[l2h] Re: Guillemets and OE

Alan J. Flavell Alan J. Flavell" <flavell@a5.ph.gla.ac.uk
Wed, 15 Sep 1999 12:38:54 +0100 (BST)

On Thu, 9 Sep 1999, Ross Moore wrote:

> > > 2. More than one year ago I asked why \OE was not translated as &#140;
> > > and \oe as &#156; . Ross's answer was that these characters wrer not in
> > > HTML standard.

These numerical character references are explicitly _undefined_. (They
are not illegal, but they _are_ undefined - which leads to confusion
because formal HTML validators do not, indeed cannot, reject them).
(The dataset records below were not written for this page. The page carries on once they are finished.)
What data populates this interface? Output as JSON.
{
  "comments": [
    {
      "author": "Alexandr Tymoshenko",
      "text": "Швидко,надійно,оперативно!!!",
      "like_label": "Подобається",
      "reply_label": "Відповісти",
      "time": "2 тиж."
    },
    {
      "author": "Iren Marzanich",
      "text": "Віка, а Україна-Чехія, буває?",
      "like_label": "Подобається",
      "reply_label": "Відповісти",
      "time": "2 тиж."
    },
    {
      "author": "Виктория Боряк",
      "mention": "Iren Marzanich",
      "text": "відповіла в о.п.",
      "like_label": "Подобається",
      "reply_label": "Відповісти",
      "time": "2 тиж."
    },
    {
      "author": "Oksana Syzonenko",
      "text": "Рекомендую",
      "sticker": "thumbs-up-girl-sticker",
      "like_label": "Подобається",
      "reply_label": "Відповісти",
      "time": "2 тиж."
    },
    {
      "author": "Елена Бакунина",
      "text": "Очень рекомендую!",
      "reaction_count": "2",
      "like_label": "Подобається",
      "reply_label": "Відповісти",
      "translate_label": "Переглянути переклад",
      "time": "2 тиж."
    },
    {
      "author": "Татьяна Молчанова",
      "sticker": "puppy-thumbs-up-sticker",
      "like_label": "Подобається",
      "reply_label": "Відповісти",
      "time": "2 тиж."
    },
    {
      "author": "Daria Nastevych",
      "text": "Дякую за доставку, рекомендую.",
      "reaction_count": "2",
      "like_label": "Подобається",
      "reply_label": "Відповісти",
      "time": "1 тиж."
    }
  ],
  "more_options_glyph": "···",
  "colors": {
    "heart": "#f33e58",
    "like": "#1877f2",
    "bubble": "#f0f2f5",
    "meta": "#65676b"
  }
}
What _would_ be technically feasible, would be to advertise the
document as being in a Windows encoding, and to include 8-bit
characters (_not_ numerical character references) with these values.
BUT the WWW standards certainly do not mandate that clients must
accept this proprietary character coding.  Indeed, unless and until
Windows-1252 is registered at IANA, it would seem to be technically
improper to reference this coding in a charset attribute.   I'm 
surely not recommending this - just stating that it exists as a
technically well-defined option.

> > That is true: There is &aelig; and &AElig; but no &oelig; ;-(

Which is curious, as the ae and AE characters are technically not
ligatures, in spite of their entity name!  This whole area is a

By the way, the guillemets (like << and >>) are in iso-8859-1, as
someone already remarked: it is the _single_ angle-quotes that are
elsewhere (U+2039 and 203A, decimal 8249 and 8250).

> You could get them using   -html_version 4.0,unicode  
> This works, but again it is up to the browser to give the right characters.

The Russian Apache server documentation shows various effective ways
of on-the-fly mapping of character codings according to what the
client can accept.  However, I don't seriously propose this as part of
latex2html, I'm merely calling attention to it for interest's sake.

> > Nothing you will ever be able to deal with when producing mixed image/text
> > pages...

Not so!  As Ross already knows...

> (Unfortunately, NS4 stuffs up so badly that the whole page is mangled.)

Sadly true.

> Netscape 4.5 certainly recognises  &#338; and  &#339; 
> though it may depend in the stated charset.

The way to pacify Netscape is to compose everything in us-ascii, and
then pretend to Netscape that it's utf-8.  Then it understands not
only the Latin-1 &entity; representations, but also as many of the
&#number; representations as it's going to.  Which indeed includes
your two test cases.  See my notes at

But of course this only works if you have appropriate fonts.  MS's
free multi-wotsit "web font pack" can be recommended for WinPCs, and
presumably the corresponding one for Macs.  For X/unix I don't myself
have any advice to offer, sorry.

(If it's any use, I have a unicode test repertoire using the &#number;
notations, starting at http://ppewww.ph.gla.ac.uk/~flavell/unicode/ ).

J.Korpela also called attention to a splendid information page at

If you don't play the trick with the utf-8 advertisement, then there
are a few &#bignumber; references that Netscape 4 manages to get
right: I _suspect_ they are the characters that are in the
Windows-1252 range 128-159 decimal.  So you might be able to get your
oe/OE that way too, but I haven't tested it, and it wouldn't help
when you wanted Greek letters, mathematical symbols etc.